Records shown:
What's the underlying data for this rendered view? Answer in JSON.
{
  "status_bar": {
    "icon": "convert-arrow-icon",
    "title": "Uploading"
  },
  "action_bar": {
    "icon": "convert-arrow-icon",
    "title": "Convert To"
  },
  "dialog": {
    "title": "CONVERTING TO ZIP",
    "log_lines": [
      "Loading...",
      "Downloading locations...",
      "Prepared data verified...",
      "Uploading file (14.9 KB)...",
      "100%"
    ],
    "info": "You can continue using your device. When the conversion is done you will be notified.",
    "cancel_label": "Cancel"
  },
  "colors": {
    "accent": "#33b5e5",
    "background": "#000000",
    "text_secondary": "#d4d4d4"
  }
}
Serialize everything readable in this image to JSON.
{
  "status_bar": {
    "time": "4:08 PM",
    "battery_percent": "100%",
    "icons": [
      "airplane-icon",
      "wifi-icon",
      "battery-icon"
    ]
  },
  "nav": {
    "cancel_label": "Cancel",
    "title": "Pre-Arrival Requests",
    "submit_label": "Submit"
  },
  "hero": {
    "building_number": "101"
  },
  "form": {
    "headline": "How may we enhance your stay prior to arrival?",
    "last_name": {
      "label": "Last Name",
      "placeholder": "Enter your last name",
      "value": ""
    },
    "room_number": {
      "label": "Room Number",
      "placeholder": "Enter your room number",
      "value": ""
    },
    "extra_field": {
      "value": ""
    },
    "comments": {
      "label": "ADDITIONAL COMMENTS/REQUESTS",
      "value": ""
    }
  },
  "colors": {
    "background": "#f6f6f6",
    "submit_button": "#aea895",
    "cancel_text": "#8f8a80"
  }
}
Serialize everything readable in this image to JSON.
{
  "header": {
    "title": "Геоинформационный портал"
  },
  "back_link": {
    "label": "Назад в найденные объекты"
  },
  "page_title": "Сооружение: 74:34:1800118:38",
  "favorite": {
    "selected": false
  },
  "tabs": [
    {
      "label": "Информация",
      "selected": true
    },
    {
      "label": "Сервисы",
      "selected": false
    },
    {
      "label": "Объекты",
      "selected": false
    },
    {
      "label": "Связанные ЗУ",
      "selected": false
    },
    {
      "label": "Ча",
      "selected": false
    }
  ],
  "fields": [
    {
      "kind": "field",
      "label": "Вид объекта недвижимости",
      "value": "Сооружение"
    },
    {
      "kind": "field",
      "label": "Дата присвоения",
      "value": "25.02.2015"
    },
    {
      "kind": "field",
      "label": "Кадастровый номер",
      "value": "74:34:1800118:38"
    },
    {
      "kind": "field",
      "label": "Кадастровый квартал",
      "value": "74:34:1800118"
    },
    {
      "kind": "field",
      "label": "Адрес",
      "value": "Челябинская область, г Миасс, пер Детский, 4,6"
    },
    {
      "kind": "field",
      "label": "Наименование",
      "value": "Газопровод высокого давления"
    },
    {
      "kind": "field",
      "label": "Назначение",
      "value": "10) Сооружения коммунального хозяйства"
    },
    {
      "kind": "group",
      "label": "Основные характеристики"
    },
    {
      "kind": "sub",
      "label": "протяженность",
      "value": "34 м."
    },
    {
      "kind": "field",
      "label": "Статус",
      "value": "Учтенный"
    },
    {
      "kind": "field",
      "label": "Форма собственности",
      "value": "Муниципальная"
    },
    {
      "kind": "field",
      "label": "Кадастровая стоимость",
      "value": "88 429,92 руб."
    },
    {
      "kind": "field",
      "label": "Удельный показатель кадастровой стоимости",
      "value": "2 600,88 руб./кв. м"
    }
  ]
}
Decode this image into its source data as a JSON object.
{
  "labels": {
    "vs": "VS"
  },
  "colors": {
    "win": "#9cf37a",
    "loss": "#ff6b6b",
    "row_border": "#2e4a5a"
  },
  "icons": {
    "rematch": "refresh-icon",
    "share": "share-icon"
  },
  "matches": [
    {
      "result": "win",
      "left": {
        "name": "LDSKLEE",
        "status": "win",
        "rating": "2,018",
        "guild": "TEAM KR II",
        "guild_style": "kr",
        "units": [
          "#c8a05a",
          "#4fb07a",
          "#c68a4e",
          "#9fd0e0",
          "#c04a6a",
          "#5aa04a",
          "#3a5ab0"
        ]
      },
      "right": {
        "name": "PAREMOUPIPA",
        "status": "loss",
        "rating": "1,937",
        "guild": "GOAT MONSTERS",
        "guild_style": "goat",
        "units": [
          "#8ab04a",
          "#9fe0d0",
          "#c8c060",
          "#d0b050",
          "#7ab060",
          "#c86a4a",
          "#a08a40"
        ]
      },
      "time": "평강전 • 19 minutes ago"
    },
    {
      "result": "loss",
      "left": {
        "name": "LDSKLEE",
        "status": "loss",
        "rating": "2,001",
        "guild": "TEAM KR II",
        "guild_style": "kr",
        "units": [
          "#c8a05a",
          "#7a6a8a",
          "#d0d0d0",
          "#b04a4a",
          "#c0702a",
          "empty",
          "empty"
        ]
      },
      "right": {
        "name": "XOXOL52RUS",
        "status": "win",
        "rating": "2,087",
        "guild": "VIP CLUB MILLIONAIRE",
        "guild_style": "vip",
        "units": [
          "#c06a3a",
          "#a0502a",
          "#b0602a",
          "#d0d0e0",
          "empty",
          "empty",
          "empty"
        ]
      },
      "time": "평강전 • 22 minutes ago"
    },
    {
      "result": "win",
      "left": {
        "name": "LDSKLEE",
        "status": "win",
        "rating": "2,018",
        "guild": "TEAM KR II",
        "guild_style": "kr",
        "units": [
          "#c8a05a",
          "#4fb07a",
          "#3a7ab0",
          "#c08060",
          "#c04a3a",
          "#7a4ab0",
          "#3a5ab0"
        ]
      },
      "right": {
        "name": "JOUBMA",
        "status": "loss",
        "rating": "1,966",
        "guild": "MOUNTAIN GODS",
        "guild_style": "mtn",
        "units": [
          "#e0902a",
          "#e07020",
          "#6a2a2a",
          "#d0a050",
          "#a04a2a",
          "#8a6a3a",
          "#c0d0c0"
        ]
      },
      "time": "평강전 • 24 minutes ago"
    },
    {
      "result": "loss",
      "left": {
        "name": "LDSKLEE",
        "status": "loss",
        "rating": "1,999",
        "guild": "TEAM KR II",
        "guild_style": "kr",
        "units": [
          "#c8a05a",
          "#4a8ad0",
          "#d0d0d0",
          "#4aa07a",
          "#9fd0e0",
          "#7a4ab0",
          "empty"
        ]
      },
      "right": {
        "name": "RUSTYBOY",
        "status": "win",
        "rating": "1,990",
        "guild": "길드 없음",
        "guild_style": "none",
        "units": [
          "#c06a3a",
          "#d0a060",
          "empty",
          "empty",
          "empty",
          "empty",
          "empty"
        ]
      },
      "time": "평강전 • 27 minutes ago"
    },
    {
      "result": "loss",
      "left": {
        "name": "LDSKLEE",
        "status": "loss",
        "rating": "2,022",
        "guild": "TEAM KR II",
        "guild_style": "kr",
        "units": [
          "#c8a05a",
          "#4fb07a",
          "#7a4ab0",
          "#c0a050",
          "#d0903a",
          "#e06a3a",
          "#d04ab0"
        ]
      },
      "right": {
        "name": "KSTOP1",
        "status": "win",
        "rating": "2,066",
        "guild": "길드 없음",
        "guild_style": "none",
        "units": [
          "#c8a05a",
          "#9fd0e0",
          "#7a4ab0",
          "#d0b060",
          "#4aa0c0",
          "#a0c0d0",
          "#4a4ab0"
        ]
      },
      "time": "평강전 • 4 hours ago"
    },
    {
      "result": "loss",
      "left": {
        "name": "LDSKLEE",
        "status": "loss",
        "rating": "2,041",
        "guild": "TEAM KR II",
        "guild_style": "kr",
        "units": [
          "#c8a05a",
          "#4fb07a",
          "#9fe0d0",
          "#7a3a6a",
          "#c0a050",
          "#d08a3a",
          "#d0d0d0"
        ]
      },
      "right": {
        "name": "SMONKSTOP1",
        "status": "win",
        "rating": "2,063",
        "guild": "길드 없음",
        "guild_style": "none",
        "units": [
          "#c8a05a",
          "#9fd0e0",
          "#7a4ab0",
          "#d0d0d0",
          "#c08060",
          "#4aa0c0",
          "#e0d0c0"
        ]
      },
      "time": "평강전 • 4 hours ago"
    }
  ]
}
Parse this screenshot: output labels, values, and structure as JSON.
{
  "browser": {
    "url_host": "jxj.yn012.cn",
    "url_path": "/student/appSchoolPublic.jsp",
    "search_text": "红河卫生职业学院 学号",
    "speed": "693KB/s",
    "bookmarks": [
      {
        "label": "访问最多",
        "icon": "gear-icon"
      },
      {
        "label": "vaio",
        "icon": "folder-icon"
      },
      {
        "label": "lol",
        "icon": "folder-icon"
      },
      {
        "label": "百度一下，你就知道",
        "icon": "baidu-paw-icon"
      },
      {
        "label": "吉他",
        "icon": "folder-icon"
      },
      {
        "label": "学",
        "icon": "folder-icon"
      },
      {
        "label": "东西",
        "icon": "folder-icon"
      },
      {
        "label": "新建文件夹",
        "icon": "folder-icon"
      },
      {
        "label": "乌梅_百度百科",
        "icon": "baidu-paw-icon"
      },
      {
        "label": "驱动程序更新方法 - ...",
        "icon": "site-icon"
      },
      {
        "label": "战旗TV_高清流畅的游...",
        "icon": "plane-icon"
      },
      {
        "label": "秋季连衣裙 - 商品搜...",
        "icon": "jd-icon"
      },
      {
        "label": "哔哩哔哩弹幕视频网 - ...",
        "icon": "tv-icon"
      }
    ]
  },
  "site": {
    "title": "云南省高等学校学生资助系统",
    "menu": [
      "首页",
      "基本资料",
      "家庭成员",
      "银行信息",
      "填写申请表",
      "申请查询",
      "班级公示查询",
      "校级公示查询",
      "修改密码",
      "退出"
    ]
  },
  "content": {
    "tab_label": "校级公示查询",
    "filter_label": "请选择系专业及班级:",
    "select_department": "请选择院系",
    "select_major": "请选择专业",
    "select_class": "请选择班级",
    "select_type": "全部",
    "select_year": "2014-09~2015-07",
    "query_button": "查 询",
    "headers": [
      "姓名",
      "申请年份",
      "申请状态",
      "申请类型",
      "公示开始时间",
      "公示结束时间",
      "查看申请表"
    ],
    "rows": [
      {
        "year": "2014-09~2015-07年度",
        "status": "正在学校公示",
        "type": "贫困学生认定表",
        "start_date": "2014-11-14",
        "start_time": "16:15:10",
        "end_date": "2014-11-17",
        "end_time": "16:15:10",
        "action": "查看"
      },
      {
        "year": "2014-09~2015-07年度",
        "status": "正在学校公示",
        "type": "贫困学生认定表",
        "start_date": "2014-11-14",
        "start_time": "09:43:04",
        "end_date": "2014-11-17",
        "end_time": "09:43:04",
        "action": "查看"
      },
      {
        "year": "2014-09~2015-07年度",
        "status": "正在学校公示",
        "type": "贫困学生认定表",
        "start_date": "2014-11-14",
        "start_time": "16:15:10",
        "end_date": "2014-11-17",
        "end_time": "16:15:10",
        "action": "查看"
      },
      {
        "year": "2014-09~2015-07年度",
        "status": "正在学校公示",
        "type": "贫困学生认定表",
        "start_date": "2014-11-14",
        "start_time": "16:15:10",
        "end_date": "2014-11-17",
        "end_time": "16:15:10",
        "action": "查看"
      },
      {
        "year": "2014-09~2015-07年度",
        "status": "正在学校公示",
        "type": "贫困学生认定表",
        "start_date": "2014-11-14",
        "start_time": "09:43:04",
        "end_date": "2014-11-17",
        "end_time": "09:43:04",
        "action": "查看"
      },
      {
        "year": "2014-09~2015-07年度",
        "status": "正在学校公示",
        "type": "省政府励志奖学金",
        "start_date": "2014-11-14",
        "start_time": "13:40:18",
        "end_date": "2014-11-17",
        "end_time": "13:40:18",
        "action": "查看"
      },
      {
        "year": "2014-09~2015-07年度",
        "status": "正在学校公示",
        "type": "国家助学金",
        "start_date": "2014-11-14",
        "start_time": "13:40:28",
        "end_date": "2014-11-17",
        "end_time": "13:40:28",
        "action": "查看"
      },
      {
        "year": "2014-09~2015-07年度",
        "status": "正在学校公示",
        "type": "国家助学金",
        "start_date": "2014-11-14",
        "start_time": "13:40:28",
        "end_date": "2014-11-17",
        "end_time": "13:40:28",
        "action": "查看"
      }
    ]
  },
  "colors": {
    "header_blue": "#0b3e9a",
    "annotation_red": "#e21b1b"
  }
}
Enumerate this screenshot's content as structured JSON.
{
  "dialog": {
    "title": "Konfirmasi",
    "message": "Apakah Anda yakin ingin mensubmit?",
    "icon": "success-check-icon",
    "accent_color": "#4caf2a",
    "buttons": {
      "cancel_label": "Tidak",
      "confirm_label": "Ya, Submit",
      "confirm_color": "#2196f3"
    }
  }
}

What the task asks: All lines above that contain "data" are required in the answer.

Task response:
What's the underlying data for this rendered view? Answer in JSON.
      "Prepared data verified...",
Decode this image into its source data as a JSON object.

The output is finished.